→ AVAILABLE DATA
-=-=-
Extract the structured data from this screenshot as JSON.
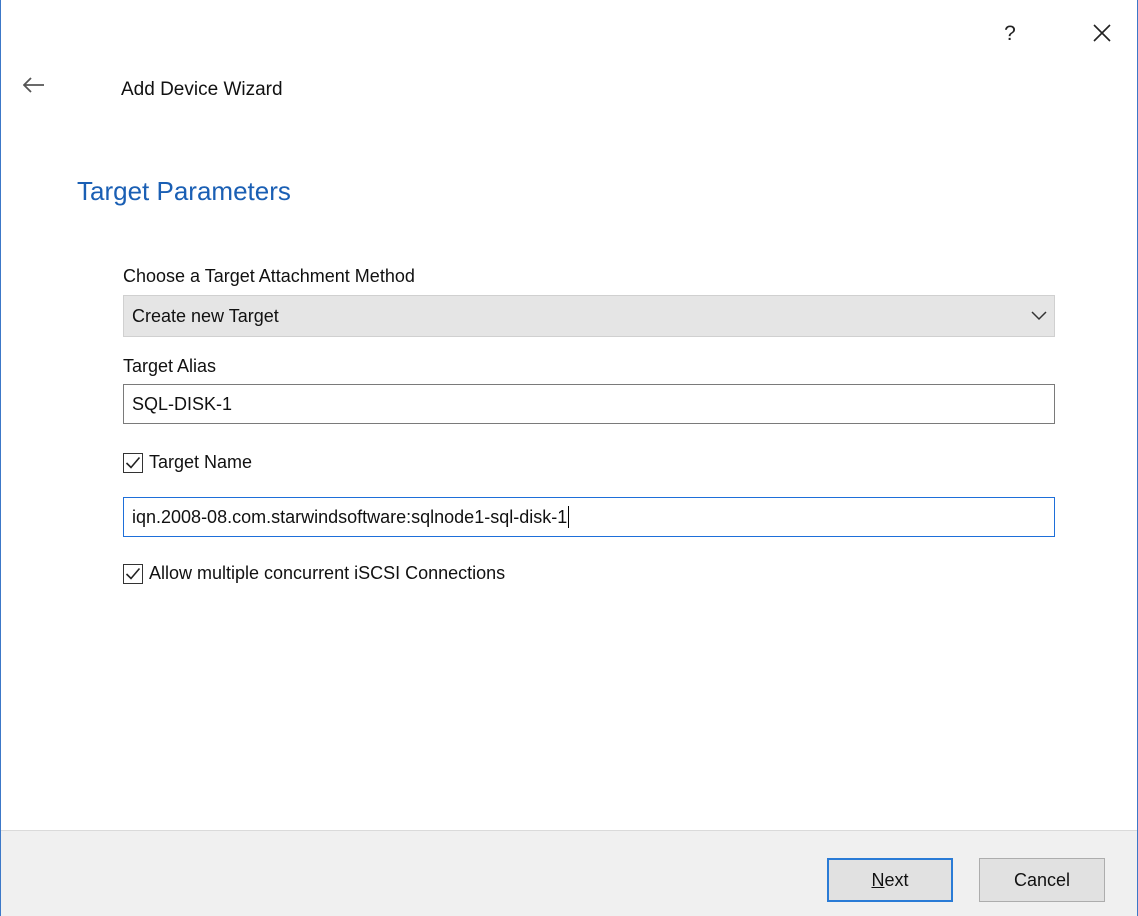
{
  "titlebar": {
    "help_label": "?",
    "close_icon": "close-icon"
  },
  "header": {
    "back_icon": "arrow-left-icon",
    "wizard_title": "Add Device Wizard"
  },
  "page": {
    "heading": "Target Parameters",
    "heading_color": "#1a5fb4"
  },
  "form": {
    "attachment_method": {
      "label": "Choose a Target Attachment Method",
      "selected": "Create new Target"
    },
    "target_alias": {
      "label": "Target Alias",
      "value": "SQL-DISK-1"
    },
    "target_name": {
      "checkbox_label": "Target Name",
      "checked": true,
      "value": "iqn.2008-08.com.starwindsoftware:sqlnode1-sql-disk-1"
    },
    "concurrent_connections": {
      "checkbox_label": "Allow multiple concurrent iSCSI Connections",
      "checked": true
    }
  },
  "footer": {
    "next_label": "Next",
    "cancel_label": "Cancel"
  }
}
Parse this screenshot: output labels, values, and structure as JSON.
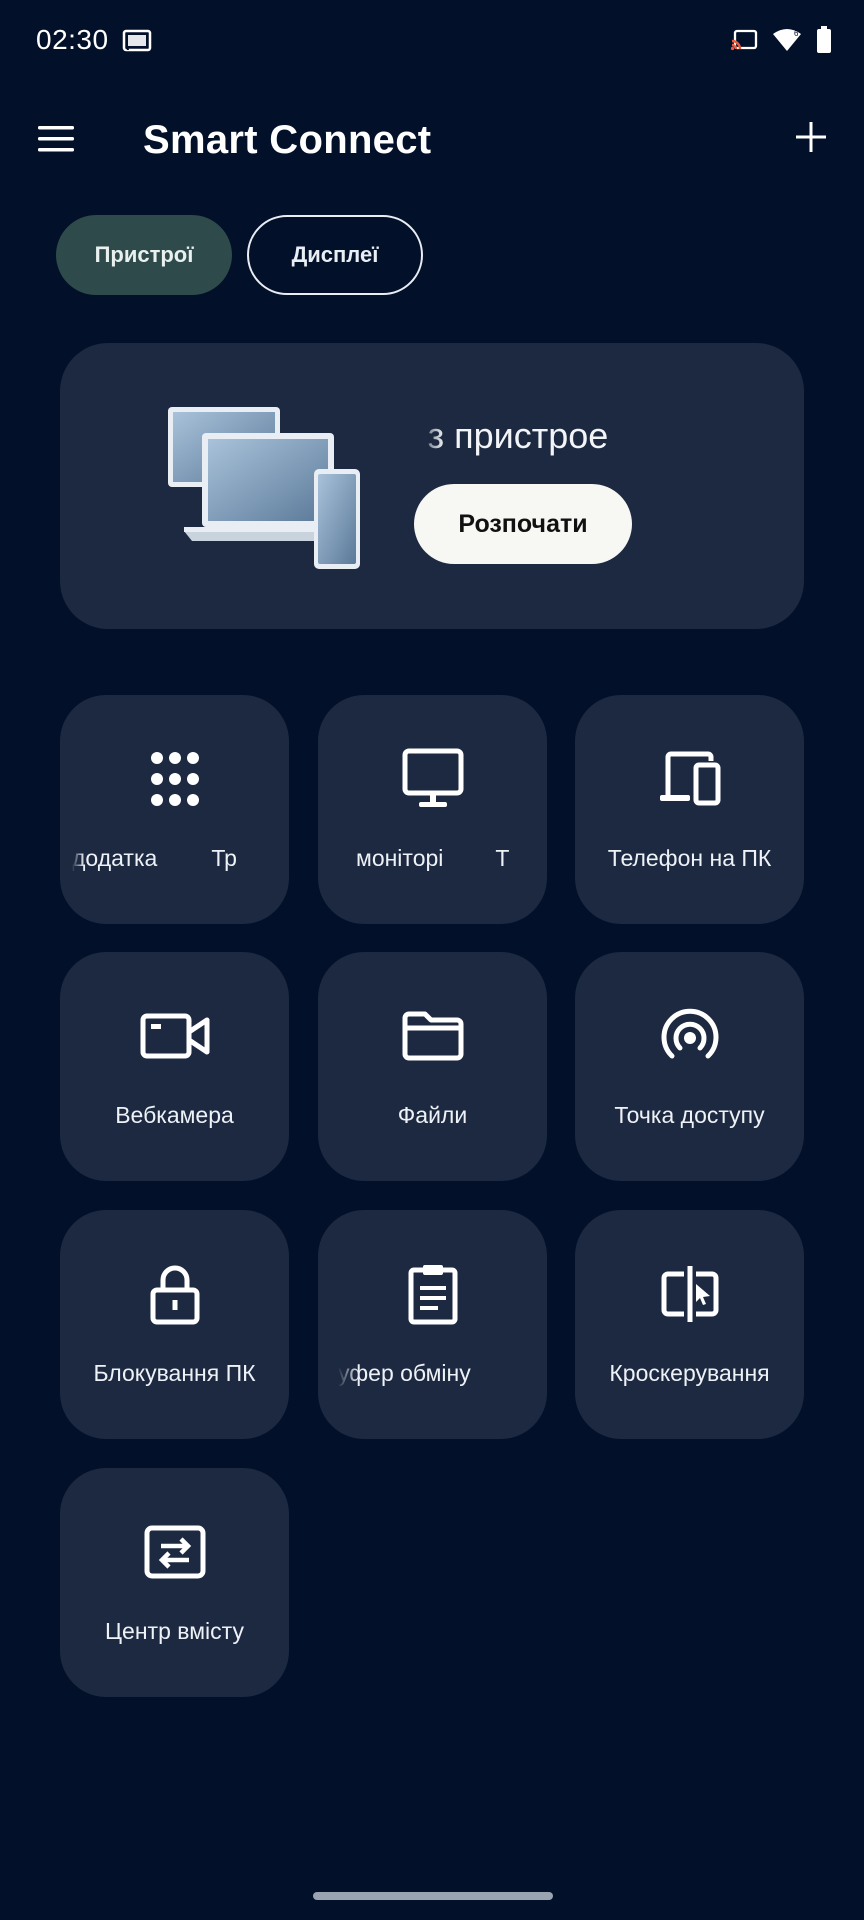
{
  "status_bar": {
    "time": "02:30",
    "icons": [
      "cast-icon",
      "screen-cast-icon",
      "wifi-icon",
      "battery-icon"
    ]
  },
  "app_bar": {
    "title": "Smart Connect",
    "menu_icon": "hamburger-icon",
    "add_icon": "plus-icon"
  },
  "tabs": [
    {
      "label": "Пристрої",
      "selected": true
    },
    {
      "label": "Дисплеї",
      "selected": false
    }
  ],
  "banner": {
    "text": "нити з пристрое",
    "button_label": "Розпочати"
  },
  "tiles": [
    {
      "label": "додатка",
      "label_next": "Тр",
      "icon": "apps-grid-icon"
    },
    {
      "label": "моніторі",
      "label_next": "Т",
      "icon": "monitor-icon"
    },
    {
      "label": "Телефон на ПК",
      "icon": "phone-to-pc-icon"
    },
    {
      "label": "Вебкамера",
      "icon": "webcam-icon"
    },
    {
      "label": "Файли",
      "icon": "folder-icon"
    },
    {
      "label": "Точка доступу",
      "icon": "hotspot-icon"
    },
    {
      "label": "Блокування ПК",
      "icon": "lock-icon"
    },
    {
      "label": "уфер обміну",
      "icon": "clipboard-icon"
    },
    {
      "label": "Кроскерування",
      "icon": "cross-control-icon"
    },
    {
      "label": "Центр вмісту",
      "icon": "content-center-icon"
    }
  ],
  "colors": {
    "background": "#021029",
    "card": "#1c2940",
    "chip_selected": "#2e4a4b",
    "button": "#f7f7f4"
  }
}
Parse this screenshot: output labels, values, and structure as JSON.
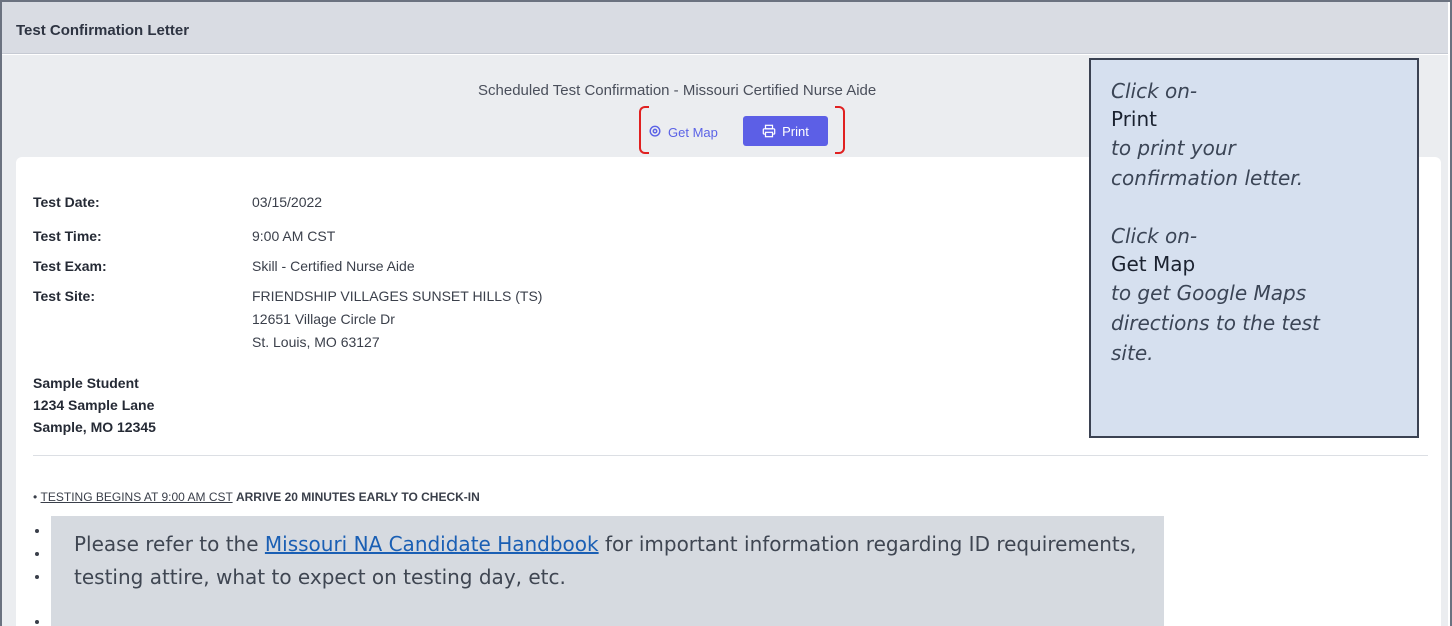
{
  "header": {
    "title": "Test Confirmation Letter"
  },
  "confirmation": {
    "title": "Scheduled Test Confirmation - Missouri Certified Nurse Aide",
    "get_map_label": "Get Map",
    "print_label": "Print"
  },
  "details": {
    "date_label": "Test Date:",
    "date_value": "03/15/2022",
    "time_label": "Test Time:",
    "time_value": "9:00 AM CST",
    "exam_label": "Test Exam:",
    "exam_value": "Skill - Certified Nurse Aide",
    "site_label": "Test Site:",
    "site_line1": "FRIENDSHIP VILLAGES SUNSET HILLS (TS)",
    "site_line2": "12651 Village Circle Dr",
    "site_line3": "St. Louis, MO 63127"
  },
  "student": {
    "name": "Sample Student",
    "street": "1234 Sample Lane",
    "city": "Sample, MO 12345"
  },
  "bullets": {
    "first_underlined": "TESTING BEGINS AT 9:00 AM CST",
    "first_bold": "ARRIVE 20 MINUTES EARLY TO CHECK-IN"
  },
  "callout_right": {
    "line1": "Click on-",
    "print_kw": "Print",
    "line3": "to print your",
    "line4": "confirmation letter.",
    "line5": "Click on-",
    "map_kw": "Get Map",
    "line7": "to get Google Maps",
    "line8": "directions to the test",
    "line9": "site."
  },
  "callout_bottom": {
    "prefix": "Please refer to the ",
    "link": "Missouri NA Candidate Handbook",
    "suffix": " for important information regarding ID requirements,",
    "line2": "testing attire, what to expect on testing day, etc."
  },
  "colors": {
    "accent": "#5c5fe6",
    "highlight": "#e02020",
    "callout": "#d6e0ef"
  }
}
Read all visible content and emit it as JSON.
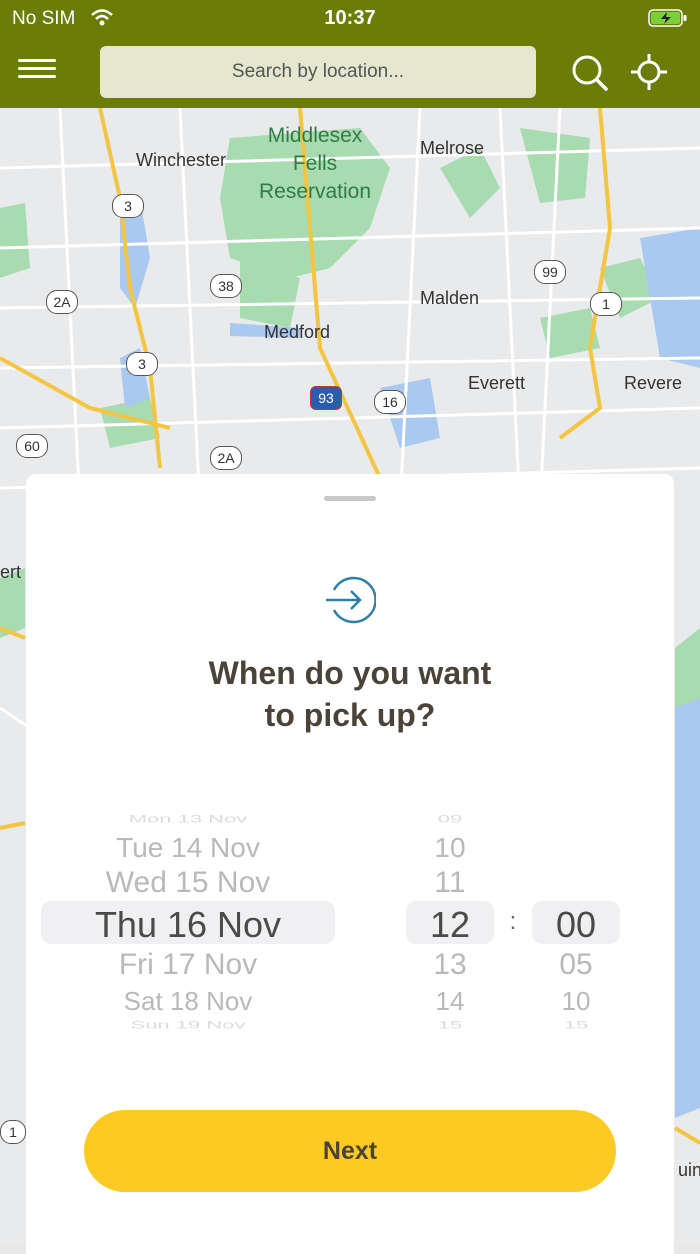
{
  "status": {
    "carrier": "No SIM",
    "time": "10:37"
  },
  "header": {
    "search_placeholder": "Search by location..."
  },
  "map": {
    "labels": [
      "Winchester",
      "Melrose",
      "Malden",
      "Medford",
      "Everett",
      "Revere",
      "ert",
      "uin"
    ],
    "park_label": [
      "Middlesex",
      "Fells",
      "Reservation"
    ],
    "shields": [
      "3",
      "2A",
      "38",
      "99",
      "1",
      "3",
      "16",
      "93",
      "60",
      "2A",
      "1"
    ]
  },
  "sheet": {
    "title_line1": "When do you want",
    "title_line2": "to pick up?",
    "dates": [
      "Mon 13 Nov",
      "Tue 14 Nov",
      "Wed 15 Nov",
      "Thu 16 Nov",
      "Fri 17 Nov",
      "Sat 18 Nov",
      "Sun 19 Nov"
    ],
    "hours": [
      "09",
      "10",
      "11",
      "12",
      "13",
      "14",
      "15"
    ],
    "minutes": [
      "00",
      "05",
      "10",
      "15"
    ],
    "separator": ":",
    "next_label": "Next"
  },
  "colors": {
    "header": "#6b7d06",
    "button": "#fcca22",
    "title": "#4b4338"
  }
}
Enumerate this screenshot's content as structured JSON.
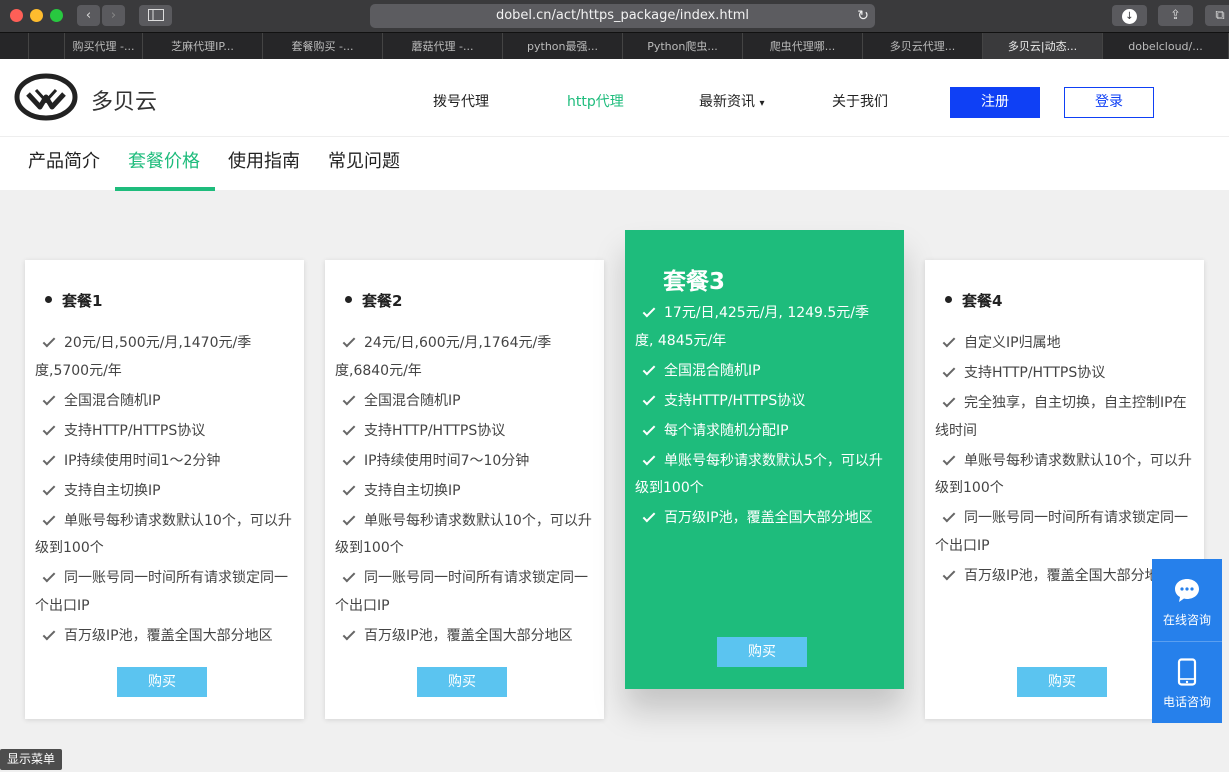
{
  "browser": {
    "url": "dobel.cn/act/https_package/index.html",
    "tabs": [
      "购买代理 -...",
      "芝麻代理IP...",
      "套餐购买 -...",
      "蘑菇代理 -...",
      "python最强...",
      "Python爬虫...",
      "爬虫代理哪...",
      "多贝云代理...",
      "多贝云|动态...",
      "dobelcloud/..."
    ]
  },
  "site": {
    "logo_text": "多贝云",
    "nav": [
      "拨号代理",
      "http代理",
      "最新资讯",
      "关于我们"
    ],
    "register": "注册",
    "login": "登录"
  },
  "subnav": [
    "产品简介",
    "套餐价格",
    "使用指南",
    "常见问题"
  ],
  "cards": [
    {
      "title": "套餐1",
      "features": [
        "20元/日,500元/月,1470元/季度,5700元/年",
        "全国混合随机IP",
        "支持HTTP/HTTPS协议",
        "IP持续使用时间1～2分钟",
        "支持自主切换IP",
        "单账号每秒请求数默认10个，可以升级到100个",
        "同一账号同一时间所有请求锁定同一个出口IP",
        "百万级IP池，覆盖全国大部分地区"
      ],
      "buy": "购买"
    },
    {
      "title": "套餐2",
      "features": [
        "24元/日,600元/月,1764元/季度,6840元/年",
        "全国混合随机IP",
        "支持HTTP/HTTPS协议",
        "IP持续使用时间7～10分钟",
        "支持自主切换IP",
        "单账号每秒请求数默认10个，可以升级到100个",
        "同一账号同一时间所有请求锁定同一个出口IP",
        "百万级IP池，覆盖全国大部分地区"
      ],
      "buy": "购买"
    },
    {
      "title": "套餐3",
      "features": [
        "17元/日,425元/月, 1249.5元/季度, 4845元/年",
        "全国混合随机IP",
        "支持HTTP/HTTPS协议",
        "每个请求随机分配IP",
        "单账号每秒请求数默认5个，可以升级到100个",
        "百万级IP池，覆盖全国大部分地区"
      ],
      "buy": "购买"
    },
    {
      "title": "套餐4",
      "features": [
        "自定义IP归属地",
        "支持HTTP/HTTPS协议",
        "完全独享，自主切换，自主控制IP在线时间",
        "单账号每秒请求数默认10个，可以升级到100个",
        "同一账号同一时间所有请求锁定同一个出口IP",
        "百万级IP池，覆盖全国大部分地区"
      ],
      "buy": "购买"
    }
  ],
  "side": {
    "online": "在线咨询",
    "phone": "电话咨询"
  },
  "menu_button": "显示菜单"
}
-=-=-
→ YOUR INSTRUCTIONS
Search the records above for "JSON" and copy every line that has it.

→ OUTPUT BELOW
Extract the structured data from this screenshot as JSON.
Parse this screenshot: output labels, values, and structure as JSON.
Parse this screenshot: output labels, values, and structure as JSON.
Read all visible content and emit it as JSON.
Enumerate this screenshot's content as structured JSON.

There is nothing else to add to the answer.